Task statement:
In the entries below, find each line bearing the string "Điện" and copy it.
====== Data for this exercise ======
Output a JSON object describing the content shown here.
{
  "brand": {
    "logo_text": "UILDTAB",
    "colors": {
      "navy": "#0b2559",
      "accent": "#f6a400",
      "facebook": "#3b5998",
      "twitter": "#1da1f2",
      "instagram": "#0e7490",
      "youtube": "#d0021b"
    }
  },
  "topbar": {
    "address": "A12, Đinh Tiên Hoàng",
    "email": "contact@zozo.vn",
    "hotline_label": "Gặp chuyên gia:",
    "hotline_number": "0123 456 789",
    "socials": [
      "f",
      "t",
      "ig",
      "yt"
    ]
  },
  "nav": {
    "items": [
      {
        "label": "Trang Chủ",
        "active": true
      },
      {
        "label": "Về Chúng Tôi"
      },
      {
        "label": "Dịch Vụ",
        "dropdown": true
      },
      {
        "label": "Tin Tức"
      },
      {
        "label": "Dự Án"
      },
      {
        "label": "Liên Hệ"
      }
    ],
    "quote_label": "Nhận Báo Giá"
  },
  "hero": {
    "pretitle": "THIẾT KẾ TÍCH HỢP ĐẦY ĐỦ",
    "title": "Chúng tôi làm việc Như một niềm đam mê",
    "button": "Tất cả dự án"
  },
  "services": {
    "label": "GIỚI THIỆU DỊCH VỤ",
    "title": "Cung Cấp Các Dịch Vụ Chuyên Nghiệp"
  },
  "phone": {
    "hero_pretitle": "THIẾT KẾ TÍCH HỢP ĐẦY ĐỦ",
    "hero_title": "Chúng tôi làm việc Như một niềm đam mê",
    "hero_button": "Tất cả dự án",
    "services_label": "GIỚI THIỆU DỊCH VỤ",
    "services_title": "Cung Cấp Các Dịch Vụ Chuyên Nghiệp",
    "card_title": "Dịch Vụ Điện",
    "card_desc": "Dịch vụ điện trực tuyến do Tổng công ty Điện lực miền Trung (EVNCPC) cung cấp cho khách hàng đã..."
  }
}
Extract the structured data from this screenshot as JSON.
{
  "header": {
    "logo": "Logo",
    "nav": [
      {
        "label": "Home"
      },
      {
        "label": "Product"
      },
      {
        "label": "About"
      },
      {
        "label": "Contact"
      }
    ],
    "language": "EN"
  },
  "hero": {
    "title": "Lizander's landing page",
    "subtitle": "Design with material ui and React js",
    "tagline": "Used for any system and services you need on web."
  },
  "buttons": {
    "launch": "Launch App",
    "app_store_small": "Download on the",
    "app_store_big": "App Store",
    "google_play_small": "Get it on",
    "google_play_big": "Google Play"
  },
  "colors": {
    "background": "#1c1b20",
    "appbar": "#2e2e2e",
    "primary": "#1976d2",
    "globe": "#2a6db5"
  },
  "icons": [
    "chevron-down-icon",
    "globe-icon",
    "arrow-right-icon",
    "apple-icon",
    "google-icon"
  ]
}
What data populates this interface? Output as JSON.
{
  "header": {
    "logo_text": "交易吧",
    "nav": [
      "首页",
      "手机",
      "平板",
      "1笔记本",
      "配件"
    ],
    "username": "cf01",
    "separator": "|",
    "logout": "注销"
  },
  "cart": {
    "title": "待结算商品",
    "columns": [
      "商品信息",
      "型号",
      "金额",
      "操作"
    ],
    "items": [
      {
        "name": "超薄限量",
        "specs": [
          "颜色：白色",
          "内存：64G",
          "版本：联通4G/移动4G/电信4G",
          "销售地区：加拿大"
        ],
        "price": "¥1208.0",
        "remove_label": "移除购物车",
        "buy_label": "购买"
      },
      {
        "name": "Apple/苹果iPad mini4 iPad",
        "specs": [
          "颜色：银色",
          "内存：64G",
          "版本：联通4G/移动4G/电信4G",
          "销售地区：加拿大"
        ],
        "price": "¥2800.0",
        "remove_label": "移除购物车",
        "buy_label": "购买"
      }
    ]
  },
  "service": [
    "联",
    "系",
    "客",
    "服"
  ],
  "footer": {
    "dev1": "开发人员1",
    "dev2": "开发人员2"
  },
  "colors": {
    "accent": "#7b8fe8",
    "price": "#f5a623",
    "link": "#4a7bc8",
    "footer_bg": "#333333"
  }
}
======
Written answer:
    "card_title": "Dịch Vụ Điện",
    "card_desc": "Dịch vụ điện trực tuyến do Tổng công ty Điện lực miền Trung (EVNCPC) cung cấp cho khách hàng đã..."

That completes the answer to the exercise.